- Data Modelling and Mapping, Gary Hennington, The Geospatial Group
- “Better Together” Project: Jackson Public Schools
- Managing Resources, Charlie Case, Core Technology
- Meeting Stakeholder Expectations: Online Business Registration and Reporting, Thomas Riley, Mississippi Secretary of State's Office
More speakers coming soon!
Thomas Goebel, Director of Communications, PMI Houston
At first, I thought that the title of this blog might be misleading. I wanted to address the technique of writing for Project Managers as clients, and I thought that people might think that it was more of a tutorial to teach Project Managers about how to do technical writing.
In reality, it’s both.
The casual observer might ask, “What’s the difference? You can either write for a technical audience or you can’t.” Completely understandable. After all, technical writing consists of some basic precepts or pre-conditions: you must be able to write (okay, okay … you have to pay attention to grammar and spelling), you must be succinct with a to-the-point writing style, you must be able to interpret the message your client wishes to convey, you must be accurate, and so on.
The Project Management community, though, is a separate breed, and it behooves the writer to have some weighty experience with the animal. There is language, for starters. No, I’m not talking about jargon, although some project management lingo has worked its way into buzz speak. This language typically means something. Stakeholder, free float, life cycle – these are just a few terms that have already weaseled their way into the business lexicon. They’re there. You need to know them.

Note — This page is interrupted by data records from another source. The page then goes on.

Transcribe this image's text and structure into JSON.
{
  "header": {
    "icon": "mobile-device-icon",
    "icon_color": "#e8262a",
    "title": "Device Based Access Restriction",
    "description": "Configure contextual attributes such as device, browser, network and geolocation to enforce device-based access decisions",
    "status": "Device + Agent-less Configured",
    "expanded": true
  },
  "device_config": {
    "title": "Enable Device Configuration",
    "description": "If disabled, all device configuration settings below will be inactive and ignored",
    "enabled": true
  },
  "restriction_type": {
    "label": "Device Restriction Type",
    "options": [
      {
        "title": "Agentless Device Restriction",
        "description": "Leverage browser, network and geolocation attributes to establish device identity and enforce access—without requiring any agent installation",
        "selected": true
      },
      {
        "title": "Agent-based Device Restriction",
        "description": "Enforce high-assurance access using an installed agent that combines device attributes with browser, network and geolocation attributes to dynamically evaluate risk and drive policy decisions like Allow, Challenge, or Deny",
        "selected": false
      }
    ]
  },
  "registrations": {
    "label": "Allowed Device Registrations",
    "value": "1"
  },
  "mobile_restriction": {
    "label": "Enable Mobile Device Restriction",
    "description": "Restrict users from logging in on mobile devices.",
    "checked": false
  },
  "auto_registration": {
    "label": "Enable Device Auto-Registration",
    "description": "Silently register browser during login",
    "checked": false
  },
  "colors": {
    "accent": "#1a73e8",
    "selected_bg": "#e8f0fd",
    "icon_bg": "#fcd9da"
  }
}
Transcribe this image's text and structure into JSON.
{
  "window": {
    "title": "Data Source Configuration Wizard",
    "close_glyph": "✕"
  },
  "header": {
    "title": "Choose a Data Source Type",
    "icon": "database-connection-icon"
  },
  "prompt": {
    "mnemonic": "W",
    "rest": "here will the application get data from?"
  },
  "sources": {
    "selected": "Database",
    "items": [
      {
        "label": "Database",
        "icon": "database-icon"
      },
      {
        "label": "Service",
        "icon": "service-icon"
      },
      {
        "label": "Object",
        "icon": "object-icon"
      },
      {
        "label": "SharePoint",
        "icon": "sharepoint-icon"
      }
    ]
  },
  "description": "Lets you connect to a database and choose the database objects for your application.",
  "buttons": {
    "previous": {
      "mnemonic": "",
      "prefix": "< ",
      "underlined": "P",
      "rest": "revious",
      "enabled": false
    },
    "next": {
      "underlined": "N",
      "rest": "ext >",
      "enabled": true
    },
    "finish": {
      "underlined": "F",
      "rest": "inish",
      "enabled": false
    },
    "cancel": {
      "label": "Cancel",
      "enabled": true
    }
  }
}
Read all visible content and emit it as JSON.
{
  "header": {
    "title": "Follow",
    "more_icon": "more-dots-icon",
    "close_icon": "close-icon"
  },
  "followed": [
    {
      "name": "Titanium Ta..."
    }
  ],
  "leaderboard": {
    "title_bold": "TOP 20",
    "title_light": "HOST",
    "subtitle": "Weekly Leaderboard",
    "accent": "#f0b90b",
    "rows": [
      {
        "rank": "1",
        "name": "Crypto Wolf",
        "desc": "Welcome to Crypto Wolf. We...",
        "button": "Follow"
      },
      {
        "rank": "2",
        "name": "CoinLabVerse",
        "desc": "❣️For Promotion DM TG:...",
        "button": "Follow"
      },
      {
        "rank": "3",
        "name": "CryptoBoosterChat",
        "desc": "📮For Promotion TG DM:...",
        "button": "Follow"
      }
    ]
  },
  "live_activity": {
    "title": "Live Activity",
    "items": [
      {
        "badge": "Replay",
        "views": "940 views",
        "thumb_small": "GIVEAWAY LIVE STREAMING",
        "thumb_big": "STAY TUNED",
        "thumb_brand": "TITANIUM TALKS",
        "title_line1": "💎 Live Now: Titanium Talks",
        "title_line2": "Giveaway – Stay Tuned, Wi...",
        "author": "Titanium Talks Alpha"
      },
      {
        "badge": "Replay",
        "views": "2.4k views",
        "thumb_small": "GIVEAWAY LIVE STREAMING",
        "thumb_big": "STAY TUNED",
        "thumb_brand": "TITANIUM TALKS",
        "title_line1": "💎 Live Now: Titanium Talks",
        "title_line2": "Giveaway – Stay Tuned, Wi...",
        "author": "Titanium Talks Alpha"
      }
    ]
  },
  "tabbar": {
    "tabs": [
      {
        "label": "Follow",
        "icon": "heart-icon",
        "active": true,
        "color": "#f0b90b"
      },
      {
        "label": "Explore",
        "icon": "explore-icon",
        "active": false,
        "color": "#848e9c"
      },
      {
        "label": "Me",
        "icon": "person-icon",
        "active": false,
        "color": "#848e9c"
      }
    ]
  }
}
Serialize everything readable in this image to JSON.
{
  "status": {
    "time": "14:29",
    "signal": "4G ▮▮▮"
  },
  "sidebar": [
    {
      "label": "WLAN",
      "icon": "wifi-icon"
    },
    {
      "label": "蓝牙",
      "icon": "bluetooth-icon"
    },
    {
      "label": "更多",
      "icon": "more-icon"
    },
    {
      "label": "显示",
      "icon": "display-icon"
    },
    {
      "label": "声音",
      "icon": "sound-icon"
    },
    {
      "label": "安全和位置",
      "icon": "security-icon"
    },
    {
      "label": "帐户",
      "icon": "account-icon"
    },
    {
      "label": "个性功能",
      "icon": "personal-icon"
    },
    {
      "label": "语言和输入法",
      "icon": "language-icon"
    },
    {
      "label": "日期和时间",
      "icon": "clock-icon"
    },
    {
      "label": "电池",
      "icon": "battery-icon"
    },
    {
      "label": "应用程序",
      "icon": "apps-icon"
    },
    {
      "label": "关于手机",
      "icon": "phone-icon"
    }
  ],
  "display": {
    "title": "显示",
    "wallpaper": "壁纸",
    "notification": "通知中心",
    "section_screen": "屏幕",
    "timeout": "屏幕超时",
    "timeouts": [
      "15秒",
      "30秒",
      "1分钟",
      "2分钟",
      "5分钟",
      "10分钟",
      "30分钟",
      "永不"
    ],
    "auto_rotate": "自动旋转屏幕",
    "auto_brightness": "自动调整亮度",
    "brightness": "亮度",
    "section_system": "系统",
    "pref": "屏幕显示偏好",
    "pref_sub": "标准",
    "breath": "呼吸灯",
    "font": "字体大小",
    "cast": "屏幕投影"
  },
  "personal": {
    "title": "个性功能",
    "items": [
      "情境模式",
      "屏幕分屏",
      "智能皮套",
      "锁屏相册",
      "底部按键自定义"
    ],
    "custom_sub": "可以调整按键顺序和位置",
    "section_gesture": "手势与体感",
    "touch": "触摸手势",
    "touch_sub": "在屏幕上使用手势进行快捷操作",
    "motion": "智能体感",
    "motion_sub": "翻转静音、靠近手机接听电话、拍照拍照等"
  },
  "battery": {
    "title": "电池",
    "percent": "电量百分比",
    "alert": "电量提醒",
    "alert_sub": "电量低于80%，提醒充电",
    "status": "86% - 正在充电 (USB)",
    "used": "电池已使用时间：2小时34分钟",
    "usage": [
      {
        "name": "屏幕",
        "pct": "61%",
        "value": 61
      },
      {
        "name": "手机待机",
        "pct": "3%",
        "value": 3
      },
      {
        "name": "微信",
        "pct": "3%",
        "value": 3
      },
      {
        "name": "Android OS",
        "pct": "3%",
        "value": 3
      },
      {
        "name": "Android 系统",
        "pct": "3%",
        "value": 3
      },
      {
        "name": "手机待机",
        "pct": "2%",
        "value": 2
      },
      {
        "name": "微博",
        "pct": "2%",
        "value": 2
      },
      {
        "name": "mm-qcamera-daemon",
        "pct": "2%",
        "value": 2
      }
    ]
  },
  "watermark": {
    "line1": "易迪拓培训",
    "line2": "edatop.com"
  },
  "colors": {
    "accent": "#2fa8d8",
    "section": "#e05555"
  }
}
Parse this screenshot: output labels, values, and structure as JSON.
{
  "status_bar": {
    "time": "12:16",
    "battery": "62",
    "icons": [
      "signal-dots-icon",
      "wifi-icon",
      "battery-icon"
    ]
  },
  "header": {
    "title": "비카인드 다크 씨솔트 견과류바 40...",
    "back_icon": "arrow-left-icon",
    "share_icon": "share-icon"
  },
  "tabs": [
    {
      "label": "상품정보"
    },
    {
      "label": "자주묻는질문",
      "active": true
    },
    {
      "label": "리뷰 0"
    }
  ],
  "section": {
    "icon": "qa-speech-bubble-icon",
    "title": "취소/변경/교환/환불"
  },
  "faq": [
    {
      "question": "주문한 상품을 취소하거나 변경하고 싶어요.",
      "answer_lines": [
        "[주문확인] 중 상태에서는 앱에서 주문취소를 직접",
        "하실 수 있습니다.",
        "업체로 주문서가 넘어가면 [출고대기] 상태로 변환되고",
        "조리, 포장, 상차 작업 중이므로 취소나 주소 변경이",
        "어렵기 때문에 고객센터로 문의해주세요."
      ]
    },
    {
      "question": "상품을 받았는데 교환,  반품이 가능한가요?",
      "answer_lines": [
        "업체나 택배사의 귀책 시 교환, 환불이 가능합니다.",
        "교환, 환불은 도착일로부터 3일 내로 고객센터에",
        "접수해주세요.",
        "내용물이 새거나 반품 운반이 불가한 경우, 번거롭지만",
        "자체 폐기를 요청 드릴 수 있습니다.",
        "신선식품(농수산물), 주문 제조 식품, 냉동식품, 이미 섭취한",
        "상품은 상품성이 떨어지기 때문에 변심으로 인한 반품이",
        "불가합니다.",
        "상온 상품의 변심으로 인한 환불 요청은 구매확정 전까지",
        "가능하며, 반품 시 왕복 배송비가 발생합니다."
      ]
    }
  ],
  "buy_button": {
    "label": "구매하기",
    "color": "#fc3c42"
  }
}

More important is knowledge of the processes and methodologies used by disciplined project managers. If the technical writer is fortunate enough to have earned a PMP® (Project Management Professional) certification, he or she is able to understand the workflows, project sections, sub-strata, and tools (critical path determination, estimating) of the trade. And here we circle back to the specific language that has grown up with the profession to describe these various practices and controls. A thorough grasp of all these is essential when writing processes, manuals, proposals, etc.
You are not just writing for the project manager, you’re writing for the project.